One of the many things I enjoy about blogging is fellow bloggers are often willing to share their wildlife experiences and gardening tips. Recently blogger Heather N. graciously revealed one of her wildlife gardening tips.
Heather wrote that each summer one of the plants that goldfinches are drawn to in her yard is anise hyssop (Agastache foeniculum). She went on to say that these beautiful birds are eating anise hyssop seeds right now.
Since I am not familiar with the plant, I decided to do a little research on it. I found that it is native to the northern section of the United States and Canada. However, this perennial herb is widely planted in many parts of the country, including Georgia.
The plant produces blooms that attract a number of pollinators such as butterflies, bees and hummingbirds. Its leaves produce a pleasant licorice scent. Its seeds are also consumed by a number of birds, like goldfinches.
If Heather had not taken the time to share her wildlife gardening tip, I might not have ever learned of anise hyssop’s value to wildlife. Now that I am aware of it, I hope to find a place for it in my yard.
Wax myrtle (Morella cerifera) is a native tree/small shrub that produces berries eaten by more than 40 species of birds as well as a number of mammals. Wax myrtle is also a host plant for the jewel-like red-banded hairstreak. The plant also provides birds with nesting sites and escape cover. Unfortunately, many people that plant wax myrtles in hopes the plants will annually bear a bounty of berries are left scratching their heads trying to figure out why their shrubs never produce any berries.
The reason why they end up with barren wax myrtles is due to the fact that wax myrtles are either male or females. According to the Lady Bird Johnson Native Plant Center, often the wax myrtles grown by wholesale nurseries are cloned.
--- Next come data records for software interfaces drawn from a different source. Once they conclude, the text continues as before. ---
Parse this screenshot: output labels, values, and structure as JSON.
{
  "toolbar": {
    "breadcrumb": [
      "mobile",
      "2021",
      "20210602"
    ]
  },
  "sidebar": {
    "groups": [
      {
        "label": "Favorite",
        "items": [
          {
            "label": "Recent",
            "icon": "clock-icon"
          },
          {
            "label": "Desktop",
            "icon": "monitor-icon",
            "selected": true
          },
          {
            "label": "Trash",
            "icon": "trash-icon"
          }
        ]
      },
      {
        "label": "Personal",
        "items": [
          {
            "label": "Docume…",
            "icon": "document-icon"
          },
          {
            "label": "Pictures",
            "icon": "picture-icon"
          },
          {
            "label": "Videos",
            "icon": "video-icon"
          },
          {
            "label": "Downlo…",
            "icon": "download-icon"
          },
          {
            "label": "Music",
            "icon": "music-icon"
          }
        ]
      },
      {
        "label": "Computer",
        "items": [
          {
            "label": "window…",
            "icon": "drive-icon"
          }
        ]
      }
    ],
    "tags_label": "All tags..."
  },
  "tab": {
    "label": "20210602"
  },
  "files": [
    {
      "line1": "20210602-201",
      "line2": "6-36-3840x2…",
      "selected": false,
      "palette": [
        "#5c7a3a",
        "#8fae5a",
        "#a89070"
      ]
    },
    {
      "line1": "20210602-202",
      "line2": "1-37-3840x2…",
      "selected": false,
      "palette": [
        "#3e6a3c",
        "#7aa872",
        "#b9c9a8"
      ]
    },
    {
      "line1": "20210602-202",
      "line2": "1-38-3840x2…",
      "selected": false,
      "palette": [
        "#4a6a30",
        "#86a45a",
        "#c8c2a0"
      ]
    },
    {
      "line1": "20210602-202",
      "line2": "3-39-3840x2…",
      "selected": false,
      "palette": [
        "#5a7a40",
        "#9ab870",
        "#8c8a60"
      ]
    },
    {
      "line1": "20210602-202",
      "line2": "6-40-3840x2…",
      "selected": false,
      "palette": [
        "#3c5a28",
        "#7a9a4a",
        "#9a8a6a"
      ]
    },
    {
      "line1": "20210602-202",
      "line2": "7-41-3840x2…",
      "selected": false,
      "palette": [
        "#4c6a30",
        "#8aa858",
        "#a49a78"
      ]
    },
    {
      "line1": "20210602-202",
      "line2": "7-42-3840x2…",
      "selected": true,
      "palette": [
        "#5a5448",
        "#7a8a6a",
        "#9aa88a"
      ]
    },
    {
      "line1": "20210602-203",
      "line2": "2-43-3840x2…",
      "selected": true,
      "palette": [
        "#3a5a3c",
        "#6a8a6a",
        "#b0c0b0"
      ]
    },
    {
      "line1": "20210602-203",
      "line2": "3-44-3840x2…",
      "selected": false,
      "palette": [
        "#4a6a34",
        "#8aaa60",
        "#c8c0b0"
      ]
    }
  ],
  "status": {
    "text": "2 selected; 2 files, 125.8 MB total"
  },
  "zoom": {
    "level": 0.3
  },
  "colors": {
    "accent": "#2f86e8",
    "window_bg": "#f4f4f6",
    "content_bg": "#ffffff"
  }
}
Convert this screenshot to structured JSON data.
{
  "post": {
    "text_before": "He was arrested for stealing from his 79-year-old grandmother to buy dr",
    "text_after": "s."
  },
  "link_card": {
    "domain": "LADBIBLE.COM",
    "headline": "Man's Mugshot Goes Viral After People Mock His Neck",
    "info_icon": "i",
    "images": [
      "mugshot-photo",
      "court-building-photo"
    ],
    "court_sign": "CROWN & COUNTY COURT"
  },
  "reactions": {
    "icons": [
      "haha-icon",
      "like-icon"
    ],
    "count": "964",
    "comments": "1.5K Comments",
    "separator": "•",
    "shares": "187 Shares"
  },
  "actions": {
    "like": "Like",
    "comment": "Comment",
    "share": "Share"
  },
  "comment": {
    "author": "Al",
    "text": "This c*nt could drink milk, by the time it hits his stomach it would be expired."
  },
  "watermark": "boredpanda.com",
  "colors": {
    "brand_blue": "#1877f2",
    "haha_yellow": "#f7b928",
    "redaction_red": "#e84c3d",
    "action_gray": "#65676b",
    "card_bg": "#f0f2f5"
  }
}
If you buy a small wax myrtle full of berries, there is a good chance it was cloned from female plants that were pollinated by male plants growing nearby. Consequently, in future years, unless a male plant is growing in or near your yard, your shrubs will not produce any berries.
With that in mind, if you want to ensure that wax myrtles planted in your yard will produce berries; explain to the folks where you buy your nursery plants that you want to purchase both female and male plants. If they cannot guarantee that you are purchasing both male female plants, shop elsewhere.
You can begin your search for male and female wax myrtles by checking with nurseries that specialize in native plants. If they stock wax myrtles, they are undoubtedly aware of this situation and probably offer both male and female plants. A good place to begin this search for a native plant nursery is to check the list of native plant nurseries listed in the Archive section of this blog.
If you cannot find a source of male wax myrtles there, see if any of your friends and neighbors grow wax myrtles. If they do, most likely they know the sexes of their wax myrtles. Since these shrubs send out lots of suckers, I am sure they will let you dig a few of the suckers sprouting beneath a male plant.
If you are looking for a plant that will add a touch of fall color to your yard, sassafras (Sassafras albidum) may be the perfect addition to your home landscape.
This native tree grows throughout the entire state. Typically, it reaches a height of around 20 feet. In the fall, the tree’s foliage ranges in color from scarlet and orange to gold. While all of the leaves are attractive, I personally prefer its scarlet-colored leaves.
In addition, every 2-3 years female trees also produce a crop of dark-blue, oval fruits (drupes) perched on showy scarlet pedestals.
If you look at a sassafras tree’s foliage, you will quickly notice that it is comprised of leaves shaped like mittens, eggs, as well as those displaying three lobes.
In addition, to providing a flash of fall color, this tree is also a source of food for wildlife. For example, it is a host plant for a number of butterflies and moths including the spicebush swallowtail as well as promethea and imperial moths.
For a brief time in the spring, the sassafras also supplies food for wild pollinators.
Mammals such as rabbits and squirrels consume sassafras fruits. The list of birds that dine on the fruits includes woodpeckers, eastern kingbirds, gray catbird, eastern kingbird, eastern phoebe, great crested flycatcher, mockingbird, and brown thrasher.
Indeed sassafras has a lot going for it; the tree is attractive, and provides for a wide range of wildlife. It does not get much better than that!